■ Input records:

━━━━━━━━━━━━━━━━━━━━━━━━━━━━━━

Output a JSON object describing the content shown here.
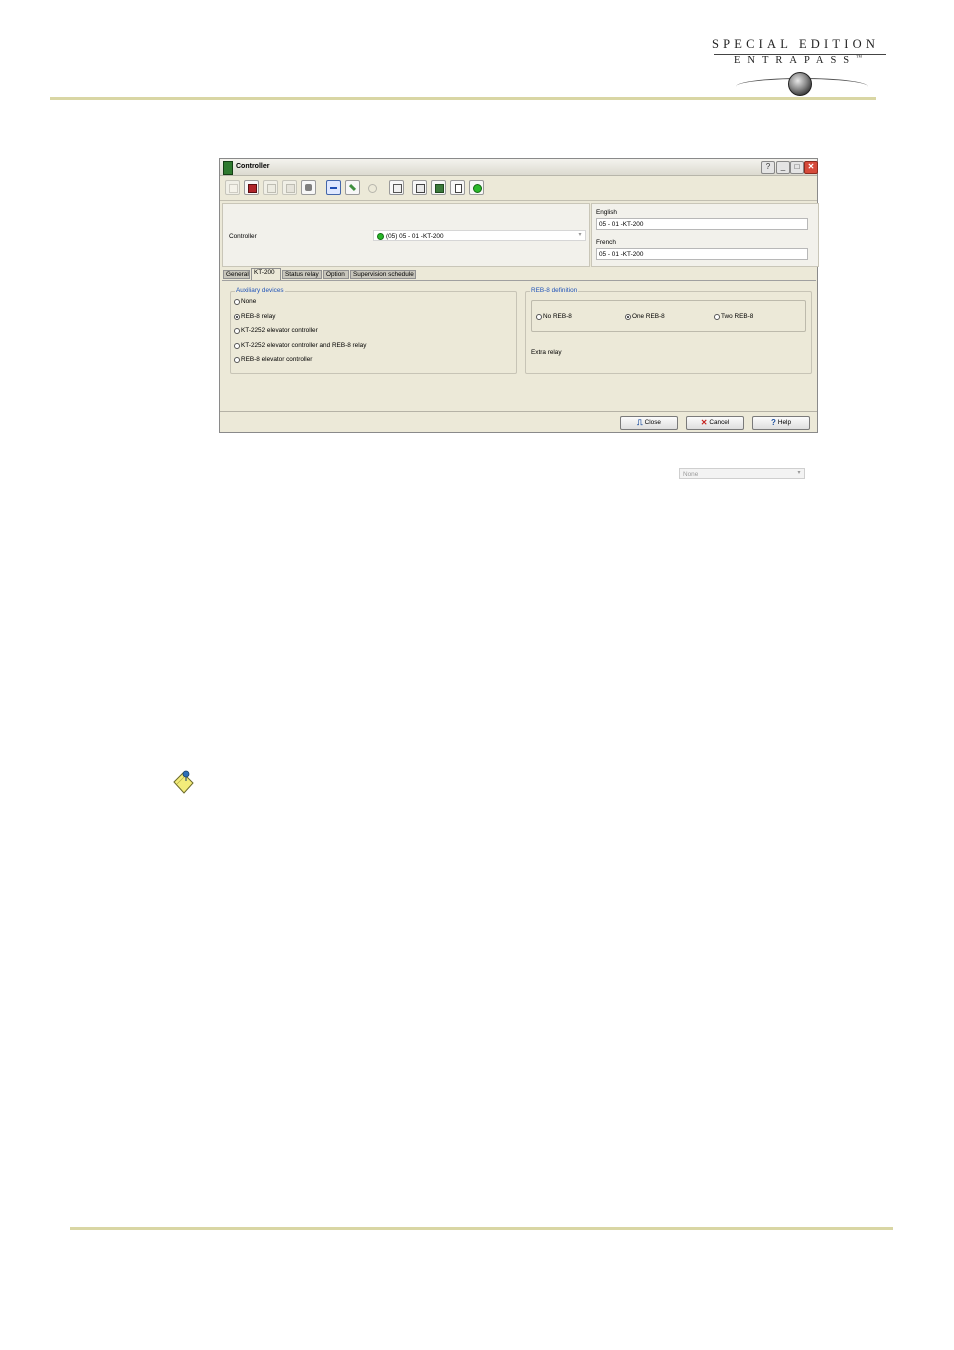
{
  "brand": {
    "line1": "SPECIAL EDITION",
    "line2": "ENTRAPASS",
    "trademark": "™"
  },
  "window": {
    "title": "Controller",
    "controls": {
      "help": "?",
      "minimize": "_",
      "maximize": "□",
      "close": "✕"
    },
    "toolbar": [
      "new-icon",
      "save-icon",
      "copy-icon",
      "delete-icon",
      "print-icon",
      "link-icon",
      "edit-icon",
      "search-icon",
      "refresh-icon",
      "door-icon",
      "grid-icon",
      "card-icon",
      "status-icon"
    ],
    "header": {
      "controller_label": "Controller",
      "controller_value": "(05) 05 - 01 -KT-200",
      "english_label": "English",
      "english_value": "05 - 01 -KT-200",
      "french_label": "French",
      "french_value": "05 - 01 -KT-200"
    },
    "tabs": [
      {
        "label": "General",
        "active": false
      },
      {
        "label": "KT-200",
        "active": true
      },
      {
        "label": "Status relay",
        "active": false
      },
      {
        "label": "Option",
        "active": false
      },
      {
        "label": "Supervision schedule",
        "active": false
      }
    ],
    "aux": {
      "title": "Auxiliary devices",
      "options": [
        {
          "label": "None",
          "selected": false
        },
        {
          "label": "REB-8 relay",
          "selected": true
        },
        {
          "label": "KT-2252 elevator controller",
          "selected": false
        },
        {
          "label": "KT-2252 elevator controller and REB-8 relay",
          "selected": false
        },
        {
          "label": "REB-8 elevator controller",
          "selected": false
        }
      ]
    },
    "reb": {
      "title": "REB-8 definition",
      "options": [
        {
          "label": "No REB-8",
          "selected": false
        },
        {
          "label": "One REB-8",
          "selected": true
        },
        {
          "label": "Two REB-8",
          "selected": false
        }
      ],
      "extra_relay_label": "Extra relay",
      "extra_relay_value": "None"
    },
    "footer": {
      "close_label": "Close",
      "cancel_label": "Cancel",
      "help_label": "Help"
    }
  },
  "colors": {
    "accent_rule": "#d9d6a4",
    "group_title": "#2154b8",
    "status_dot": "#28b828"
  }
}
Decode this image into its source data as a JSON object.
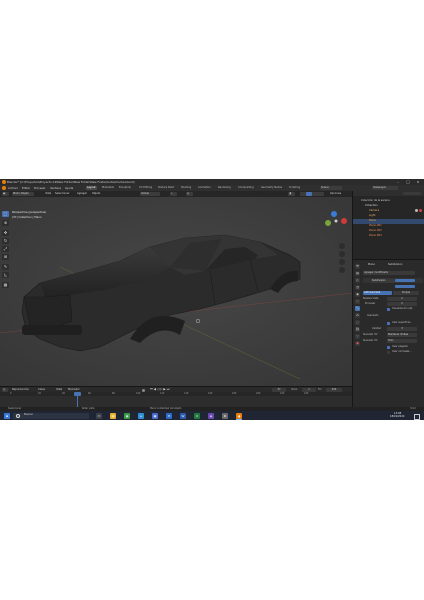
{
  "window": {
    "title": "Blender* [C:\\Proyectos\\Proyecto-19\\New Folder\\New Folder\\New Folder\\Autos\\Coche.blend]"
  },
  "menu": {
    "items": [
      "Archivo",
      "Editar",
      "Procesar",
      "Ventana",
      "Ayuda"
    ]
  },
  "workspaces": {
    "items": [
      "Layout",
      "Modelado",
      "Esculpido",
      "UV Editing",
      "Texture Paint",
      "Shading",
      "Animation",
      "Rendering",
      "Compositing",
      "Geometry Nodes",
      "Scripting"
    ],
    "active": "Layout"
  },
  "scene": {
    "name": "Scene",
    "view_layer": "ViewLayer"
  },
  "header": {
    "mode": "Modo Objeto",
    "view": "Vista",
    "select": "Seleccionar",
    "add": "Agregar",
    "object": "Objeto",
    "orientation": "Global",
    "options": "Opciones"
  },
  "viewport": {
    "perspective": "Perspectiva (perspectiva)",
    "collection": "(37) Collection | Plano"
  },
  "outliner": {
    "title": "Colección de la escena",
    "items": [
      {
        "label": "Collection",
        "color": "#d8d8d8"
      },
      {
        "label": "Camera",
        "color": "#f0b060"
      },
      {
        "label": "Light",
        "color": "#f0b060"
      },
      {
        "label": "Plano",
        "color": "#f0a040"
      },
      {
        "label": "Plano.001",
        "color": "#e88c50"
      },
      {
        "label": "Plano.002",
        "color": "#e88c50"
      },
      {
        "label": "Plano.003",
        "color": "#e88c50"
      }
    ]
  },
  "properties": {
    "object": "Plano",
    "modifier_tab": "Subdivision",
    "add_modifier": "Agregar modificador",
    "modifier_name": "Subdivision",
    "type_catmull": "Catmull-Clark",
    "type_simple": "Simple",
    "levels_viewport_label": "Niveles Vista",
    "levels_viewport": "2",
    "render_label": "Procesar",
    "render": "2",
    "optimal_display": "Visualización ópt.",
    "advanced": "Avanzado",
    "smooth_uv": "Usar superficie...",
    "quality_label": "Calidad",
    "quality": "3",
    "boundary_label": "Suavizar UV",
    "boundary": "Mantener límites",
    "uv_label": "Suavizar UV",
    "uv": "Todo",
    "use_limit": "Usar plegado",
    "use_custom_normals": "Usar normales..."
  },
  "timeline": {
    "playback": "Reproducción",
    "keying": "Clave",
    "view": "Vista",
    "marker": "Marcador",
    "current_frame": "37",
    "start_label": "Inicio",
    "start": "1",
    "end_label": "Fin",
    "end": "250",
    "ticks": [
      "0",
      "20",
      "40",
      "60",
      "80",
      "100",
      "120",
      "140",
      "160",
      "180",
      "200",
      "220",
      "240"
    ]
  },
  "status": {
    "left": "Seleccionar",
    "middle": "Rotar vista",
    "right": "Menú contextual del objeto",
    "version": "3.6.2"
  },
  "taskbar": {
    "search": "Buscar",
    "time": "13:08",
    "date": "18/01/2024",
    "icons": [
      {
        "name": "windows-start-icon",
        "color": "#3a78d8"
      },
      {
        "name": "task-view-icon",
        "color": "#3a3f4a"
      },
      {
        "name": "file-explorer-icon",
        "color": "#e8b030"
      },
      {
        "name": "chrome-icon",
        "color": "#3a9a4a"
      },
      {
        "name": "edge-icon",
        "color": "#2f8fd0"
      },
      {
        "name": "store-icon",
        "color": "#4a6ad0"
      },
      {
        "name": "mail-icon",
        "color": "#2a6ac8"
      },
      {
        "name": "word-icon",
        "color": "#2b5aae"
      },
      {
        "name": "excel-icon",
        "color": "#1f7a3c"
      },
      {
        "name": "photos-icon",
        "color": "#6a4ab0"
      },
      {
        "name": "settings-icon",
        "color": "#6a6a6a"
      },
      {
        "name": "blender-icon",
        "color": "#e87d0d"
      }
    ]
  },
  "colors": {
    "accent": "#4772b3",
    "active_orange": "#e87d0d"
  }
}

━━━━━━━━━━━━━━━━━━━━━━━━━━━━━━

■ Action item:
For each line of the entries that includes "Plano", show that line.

■ Exercise answer:
    "collection": "(37) Collection | Plano"
        "label": "Plano",
        "label": "Plano.001",
        "label": "Plano.002",
        "label": "Plano.003",
    "object": "Plano",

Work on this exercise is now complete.